*And once more, Cusak had another wonderful scene . . . this time with Thomas McCarthy, as former rivals Jackson and Gordon finally make their peace with one another.
*And Ejiofor was superb in a scene in which Adrian attempted to convince the other G8 world leaders to allow those people left behind at the Himalayan dock to board the ship.
Emmerich and Klaser’s script also provided plenty of opportunity for cinematographer Dean Semler, production designer Barry Chusid and the special effects team supervised by Mike Vézina to provide some astounding visuals of world locations being destroyed by natural disasters brought about by the apocalypse. I found the scenes that featured the destruction of Rio de Janeiro, Las Vegas, Rome, a cruise ship in the Pacific Ocean and Washington D.C. astounding. But there were two sequences that nearly blew my mind. One featured the Curtis family and Gordon’s spectacular escape from the Yellowstone National Park after Jackson had acquired the information he needed from Frost. The other, which I believe proved to be the piece de resistance, featured Jackson, his family and Gordon’s initial escape from Southern California. Not only did I find it breathtaking, but also a little creepy. I happened to be from that particular area.
Did I have any complaints about ”2012”? Well, I have already mentioned a few. I agree with those critics who had complained about the movie’s lack of originality. There were many traits in the plot that I have seen in other Roland Emmerich films – traits that included cheesy dialogue, the role of the selfish and uncompassionate Presidential aide (this time being portrayed by Oliver Platt), the noble scientist (Ejiofor), a fractured American family pulled together by a natural disaster (the Curtises), the friendly non-American colleague/ally of noble scientist. Yes, I have seen them all in previous Emmerich movies. One day, perhaps the director/writer might be a little more original in any future disaster movie. Who knows? I was also annoyed by the movie’s big finale. It featured the series of incidents (including being struck by a wave from a tsunami) that left the hydraulic ark with the Curtises, Adrian Helmsley and Laura Wilson on board drifting helplessly toward a fatal collision with a half-sunk Mount Everest. Frankly, I found the entire sequence somewhat contrived and annoying. It was just a bit too much.

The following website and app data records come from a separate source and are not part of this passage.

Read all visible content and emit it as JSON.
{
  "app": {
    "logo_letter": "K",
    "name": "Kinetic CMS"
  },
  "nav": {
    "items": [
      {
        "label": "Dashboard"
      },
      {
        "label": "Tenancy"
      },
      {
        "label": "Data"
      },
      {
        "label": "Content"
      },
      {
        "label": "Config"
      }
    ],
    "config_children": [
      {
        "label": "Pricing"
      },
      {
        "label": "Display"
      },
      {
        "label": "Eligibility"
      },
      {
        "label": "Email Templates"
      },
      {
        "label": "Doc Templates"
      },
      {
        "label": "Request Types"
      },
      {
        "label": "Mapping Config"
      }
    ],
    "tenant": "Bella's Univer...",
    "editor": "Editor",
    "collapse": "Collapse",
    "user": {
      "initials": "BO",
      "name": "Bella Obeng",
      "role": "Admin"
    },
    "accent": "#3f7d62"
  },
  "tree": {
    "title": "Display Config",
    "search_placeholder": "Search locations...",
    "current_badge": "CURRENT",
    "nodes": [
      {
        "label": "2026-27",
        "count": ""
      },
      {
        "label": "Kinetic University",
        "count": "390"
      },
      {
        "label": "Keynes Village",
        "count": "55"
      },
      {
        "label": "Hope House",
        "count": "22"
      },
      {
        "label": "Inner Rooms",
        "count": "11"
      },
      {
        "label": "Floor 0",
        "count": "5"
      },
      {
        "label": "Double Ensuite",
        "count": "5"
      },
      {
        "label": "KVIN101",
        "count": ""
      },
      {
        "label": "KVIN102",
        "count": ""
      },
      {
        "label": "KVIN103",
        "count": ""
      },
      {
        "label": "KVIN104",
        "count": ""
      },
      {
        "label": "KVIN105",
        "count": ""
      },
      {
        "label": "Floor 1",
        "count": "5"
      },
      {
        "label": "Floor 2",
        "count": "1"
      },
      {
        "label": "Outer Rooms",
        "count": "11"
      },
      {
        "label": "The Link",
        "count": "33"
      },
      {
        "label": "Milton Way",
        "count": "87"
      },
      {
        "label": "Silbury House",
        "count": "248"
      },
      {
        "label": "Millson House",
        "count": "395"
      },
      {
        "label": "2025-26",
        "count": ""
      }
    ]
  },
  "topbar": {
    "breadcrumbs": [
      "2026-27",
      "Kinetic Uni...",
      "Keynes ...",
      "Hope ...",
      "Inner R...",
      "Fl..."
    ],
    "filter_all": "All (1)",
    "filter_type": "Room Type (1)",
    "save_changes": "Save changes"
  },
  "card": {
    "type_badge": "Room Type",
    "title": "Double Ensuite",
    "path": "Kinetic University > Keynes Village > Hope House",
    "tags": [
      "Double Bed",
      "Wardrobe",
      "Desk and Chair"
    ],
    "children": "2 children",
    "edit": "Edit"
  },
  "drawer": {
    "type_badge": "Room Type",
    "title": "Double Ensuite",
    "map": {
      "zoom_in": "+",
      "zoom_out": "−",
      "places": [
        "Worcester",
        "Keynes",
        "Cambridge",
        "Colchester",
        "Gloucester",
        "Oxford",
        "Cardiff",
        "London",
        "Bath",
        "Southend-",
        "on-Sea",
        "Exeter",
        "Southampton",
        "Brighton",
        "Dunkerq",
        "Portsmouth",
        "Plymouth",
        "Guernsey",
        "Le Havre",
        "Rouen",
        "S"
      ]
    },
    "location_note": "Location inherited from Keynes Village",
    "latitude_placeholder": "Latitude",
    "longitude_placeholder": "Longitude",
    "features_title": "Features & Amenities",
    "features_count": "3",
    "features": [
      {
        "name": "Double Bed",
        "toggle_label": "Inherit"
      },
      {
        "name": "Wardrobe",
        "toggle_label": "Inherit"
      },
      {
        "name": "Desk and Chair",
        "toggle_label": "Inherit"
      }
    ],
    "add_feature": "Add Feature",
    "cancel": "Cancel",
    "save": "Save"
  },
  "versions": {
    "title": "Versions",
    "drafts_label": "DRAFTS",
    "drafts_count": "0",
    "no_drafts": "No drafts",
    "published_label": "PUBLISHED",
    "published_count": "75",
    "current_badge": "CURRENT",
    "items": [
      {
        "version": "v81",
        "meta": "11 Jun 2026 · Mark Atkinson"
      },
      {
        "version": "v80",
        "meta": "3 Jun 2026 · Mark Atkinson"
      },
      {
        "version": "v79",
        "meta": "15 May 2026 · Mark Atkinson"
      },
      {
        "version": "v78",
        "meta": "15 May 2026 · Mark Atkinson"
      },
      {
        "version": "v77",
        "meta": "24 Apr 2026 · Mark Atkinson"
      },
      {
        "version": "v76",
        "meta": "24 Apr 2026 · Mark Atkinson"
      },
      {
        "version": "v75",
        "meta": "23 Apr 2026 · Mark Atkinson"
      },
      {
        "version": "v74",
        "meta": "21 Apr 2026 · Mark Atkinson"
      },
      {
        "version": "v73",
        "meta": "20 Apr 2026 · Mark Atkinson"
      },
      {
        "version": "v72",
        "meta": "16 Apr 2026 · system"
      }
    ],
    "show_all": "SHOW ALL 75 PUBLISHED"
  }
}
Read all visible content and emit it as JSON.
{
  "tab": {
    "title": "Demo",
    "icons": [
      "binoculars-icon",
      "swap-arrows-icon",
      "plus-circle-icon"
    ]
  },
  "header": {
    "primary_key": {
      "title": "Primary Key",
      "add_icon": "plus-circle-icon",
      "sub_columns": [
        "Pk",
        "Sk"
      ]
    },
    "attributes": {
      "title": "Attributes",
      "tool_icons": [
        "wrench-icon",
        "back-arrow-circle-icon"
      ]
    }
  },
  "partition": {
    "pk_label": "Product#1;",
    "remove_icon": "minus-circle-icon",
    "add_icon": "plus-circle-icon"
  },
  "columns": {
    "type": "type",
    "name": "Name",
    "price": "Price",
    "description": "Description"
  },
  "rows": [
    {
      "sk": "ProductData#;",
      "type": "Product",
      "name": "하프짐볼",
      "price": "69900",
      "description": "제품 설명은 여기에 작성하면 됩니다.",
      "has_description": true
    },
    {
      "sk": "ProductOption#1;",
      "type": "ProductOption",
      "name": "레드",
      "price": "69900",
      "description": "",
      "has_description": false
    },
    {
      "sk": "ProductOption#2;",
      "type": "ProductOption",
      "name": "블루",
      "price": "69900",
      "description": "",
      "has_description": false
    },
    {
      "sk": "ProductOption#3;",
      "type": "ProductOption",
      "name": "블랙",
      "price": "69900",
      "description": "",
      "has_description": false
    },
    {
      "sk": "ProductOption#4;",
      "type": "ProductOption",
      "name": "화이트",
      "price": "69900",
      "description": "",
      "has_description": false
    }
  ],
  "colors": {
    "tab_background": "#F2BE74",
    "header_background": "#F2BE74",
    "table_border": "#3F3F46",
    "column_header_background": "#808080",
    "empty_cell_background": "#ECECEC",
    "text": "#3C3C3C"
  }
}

I suspect that many movie critics will continue to complain that ”2012” lacked originality. And they would be right to do so. And they are also right to complaint about the questionable science featured in the movie. But you know what? I do not care. I thought that despite its flaws, ”2012” was a pretty damn good movie with an entertaining and nail-biting plot. The movie can also boast some solid acting by its cast – especially a first-rate performance by Chiwetel Ejiofor – exciting action sequences and superb visual effects. In other words, I enjoyed ”2012” so much that I hope to see it again. Oh . . . and I do plan to finally see "PIRATE RADIO" as soon as I can.